Requirement -> Could every line of the data be printed exactly as it reads?

_____

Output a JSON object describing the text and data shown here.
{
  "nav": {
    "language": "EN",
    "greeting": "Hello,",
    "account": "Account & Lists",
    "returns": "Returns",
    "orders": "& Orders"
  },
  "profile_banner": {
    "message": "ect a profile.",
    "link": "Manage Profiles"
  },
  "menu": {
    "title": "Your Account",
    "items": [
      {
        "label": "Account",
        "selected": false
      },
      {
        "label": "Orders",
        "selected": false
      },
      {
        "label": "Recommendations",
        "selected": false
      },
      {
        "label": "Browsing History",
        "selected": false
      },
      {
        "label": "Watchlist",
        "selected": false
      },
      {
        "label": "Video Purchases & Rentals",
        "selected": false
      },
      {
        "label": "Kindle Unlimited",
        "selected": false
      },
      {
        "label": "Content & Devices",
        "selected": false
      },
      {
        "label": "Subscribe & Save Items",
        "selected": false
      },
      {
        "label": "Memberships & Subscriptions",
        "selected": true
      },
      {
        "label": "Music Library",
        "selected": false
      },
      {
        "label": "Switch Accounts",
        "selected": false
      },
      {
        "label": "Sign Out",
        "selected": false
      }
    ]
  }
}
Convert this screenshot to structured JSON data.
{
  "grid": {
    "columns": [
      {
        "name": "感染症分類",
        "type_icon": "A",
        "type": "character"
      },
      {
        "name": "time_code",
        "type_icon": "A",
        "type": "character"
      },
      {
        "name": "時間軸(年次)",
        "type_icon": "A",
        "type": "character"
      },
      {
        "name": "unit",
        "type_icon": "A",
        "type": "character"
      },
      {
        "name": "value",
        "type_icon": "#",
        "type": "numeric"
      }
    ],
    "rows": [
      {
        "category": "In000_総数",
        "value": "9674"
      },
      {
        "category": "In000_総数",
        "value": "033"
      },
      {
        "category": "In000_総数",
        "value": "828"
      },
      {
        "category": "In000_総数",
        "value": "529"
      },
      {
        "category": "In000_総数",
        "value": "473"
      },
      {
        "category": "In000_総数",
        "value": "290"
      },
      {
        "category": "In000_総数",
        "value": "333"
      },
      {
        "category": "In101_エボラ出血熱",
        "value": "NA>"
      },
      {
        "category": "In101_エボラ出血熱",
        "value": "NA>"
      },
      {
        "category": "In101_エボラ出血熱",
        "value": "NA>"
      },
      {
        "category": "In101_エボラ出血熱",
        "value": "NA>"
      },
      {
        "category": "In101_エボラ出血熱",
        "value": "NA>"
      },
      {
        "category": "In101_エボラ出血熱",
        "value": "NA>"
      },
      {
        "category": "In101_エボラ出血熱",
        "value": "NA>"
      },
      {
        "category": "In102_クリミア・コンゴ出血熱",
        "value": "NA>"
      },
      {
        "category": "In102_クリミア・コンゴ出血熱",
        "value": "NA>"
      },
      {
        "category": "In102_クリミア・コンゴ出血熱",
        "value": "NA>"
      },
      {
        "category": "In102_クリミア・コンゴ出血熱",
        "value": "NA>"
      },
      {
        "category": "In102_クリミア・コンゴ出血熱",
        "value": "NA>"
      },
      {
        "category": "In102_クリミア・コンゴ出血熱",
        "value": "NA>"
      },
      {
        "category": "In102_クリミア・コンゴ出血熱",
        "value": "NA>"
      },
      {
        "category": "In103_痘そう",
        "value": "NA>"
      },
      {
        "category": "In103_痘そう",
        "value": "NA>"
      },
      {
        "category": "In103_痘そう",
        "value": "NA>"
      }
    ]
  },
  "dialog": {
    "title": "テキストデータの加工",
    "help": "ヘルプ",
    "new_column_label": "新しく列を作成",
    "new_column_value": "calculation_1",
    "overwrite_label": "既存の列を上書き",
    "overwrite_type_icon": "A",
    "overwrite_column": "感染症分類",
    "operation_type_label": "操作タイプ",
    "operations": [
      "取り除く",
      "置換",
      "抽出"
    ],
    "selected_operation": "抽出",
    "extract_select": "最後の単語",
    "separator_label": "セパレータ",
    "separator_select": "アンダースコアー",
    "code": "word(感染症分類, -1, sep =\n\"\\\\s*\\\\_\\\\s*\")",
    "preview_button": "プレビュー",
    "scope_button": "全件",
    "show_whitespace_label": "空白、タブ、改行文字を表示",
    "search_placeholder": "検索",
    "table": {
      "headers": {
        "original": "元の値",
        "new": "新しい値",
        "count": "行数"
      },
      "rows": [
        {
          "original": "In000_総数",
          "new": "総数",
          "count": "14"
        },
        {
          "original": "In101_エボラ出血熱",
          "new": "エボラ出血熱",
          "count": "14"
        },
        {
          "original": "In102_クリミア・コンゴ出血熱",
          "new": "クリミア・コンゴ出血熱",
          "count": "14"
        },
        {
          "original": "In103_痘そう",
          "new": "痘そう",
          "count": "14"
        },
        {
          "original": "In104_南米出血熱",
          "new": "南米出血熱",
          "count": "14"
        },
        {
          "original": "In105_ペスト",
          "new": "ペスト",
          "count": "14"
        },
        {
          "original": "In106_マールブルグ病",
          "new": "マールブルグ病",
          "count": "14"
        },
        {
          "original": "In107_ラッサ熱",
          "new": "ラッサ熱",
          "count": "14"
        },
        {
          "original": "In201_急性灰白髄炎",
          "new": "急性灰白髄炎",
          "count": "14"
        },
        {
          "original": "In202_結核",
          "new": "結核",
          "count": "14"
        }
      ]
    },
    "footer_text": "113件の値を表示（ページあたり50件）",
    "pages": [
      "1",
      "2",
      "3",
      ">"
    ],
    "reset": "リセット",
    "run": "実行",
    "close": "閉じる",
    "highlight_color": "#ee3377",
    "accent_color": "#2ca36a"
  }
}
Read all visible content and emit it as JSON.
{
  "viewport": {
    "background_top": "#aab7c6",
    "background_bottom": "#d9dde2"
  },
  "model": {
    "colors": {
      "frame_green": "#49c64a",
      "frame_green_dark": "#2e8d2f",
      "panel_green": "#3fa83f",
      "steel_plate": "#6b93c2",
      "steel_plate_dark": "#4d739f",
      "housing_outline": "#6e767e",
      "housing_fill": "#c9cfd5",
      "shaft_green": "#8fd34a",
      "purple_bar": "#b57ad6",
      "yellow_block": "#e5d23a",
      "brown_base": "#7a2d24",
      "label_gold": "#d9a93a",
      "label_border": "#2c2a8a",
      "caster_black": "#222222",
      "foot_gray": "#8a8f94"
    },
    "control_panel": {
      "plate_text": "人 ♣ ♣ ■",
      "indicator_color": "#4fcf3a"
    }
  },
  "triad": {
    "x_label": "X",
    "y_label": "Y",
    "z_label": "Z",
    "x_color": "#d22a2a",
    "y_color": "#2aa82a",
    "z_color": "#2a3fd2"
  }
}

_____

Solution for this task ->
Output a JSON object describing the text and data shown here.
{
  "nav": {
    "language": "EN",
    "greeting": "Hello,",
    "account": "Account & Lists",
    "returns": "Returns",
    "orders": "& Orders"
  },
  "profile_banner": {
    "message": "ect a profile.",
    "link": "Manage Profiles"
  },
  "menu": {
    "title": "Your Account",
    "items": [
      {
        "label": "Account",
        "selected": false
      },
      {
        "label": "Orders",
        "selected": false
      },
      {
        "label": "Recommendations",
        "selected": false
      },
      {
        "label": "Browsing History",
        "selected": false
      },
      {
        "label": "Watchlist",
        "selected": false
      },
      {
        "label": "Video Purchases & Rentals",
        "selected": false
      },
      {
        "label": "Kindle Unlimited",
        "selected": false
      },
      {
        "label": "Content & Devices",
        "selected": false
      },
      {
        "label": "Subscribe & Save Items",
        "selected": false
      },
      {
        "label": "Memberships & Subscriptions",
        "selected": true
      },
      {
        "label": "Music Library",
        "selected": false
      },
      {
        "label": "Switch Accounts",
        "selected": false
      },
      {
        "label": "Sign Out",
        "selected": false
      }
    ]
  }
}
Convert this screenshot to structured JSON data.
{
  "grid": {
    "columns": [
      {
        "name": "感染症分類",
        "type_icon": "A",
        "type": "character"
      },
      {
        "name": "time_code",
        "type_icon": "A",
        "type": "character"
      },
      {
        "name": "時間軸(年次)",
        "type_icon": "A",
        "type": "character"
      },
      {
        "name": "unit",
        "type_icon": "A",
        "type": "character"
      },
      {
        "name": "value",
        "type_icon": "#",
        "type": "numeric"
      }
    ],
    "rows": [
      {
        "category": "In000_総数",
        "value": "9674"
      },
      {
        "category": "In000_総数",
        "value": "033"
      },
      {
        "category": "In000_総数",
        "value": "828"
      },
      {
        "category": "In000_総数",
        "value": "529"
      },
      {
        "category": "In000_総数",
        "value": "473"
      },
      {
        "category": "In000_総数",
        "value": "290"
      },
      {
        "category": "In000_総数",
        "value": "333"
      },
      {
        "category": "In101_エボラ出血熱",
        "value": "NA>"
      },
      {
        "category": "In101_エボラ出血熱",
        "value": "NA>"
      },
      {
        "category": "In101_エボラ出血熱",
        "value": "NA>"
      },
      {
        "category": "In101_エボラ出血熱",
        "value": "NA>"
      },
      {
        "category": "In101_エボラ出血熱",
        "value": "NA>"
      },
      {
        "category": "In101_エボラ出血熱",
        "value": "NA>"
      },
      {
        "category": "In101_エボラ出血熱",
        "value": "NA>"
      },
      {
        "category": "In102_クリミア・コンゴ出血熱",
        "value": "NA>"
      },
      {
        "category": "In102_クリミア・コンゴ出血熱",
        "value": "NA>"
      },
      {
        "category": "In102_クリミア・コンゴ出血熱",
        "value": "NA>"
      },
      {
        "category": "In102_クリミア・コンゴ出血熱",
        "value": "NA>"
      },
      {
        "category": "In102_クリミア・コンゴ出血熱",
        "value": "NA>"
      },
      {
        "category": "In102_クリミア・コンゴ出血熱",
        "value": "NA>"
      },
      {
        "category": "In102_クリミア・コンゴ出血熱",
        "value": "NA>"
      },
      {
        "category": "In103_痘そう",
        "value": "NA>"
      },
      {
        "category": "In103_痘そう",
        "value": "NA>"
      },
      {
        "category": "In103_痘そう",
        "value": "NA>"
      }
    ]
  },
  "dialog": {
    "title": "テキストデータの加工",
    "help": "ヘルプ",
    "new_column_label": "新しく列を作成",
    "new_column_value": "calculation_1",
    "overwrite_label": "既存の列を上書き",
    "overwrite_type_icon": "A",
    "overwrite_column": "感染症分類",
    "operation_type_label": "操作タイプ",
    "operations": [
      "取り除く",
      "置換",
      "抽出"
    ],
    "selected_operation": "抽出",
    "extract_select": "最後の単語",
    "separator_label": "セパレータ",
    "separator_select": "アンダースコアー",
    "code": "word(感染症分類, -1, sep =\n\"\\\\s*\\\\_\\\\s*\")",
    "preview_button": "プレビュー",
    "scope_button": "全件",
    "show_whitespace_label": "空白、タブ、改行文字を表示",
    "search_placeholder": "検索",
    "table": {
      "headers": {
        "original": "元の値",
        "new": "新しい値",
        "count": "行数"
      },
      "rows": [
        {
          "original": "In000_総数",
          "new": "総数",
          "count": "14"
        },
        {
          "original": "In101_エボラ出血熱",
          "new": "エボラ出血熱",
          "count": "14"
        },
        {
          "original": "In102_クリミア・コンゴ出血熱",
          "new": "クリミア・コンゴ出血熱",
          "count": "14"
        },
        {
          "original": "In103_痘そう",
          "new": "痘そう",
          "count": "14"
        },
        {
          "original": "In104_南米出血熱",
          "new": "南米出血熱",
          "count": "14"
        },
        {
          "original": "In105_ペスト",
          "new": "ペスト",
          "count": "14"
        },
        {
          "original": "In106_マールブルグ病",
          "new": "マールブルグ病",
          "count": "14"
        },
        {
          "original": "In107_ラッサ熱",
          "new": "ラッサ熱",
          "count": "14"
        },
        {
          "original": "In201_急性灰白髄炎",
          "new": "急性灰白髄炎",
          "count": "14"
        },
        {
          "original": "In202_結核",
          "new": "結核",
          "count": "14"
        }
      ]
    },
    "footer_text": "113件の値を表示（ページあたり50件）",
    "pages": [
      "1",
      "2",
      "3",
      ">"
    ],
    "reset": "リセット",
    "run": "実行",
    "close": "閉じる",
    "highlight_color": "#ee3377",
    "accent_color": "#2ca36a"
  }
}
Read all visible content and emit it as JSON.
{
  "viewport": {
    "background_top": "#aab7c6",
    "background_bottom": "#d9dde2"
  },
  "model": {
    "colors": {
      "frame_green": "#49c64a",
      "frame_green_dark": "#2e8d2f",
      "panel_green": "#3fa83f",
      "steel_plate": "#6b93c2",
      "steel_plate_dark": "#4d739f",
      "housing_outline": "#6e767e",
      "housing_fill": "#c9cfd5",
      "shaft_green": "#8fd34a",
      "purple_bar": "#b57ad6",
      "yellow_block": "#e5d23a",
      "brown_base": "#7a2d24",
      "label_gold": "#d9a93a",
      "label_border": "#2c2a8a",
      "caster_black": "#222222",
      "foot_gray": "#8a8f94"
    },
    "control_panel": {
      "plate_text": "人 ♣ ♣ ■",
      "indicator_color": "#4fcf3a"
    }
  },
  "triad": {
    "x_label": "X",
    "y_label": "Y",
    "z_label": "Z",
    "x_color": "#d22a2a",
    "y_color": "#2aa82a",
    "z_color": "#2a3fd2"
  }
}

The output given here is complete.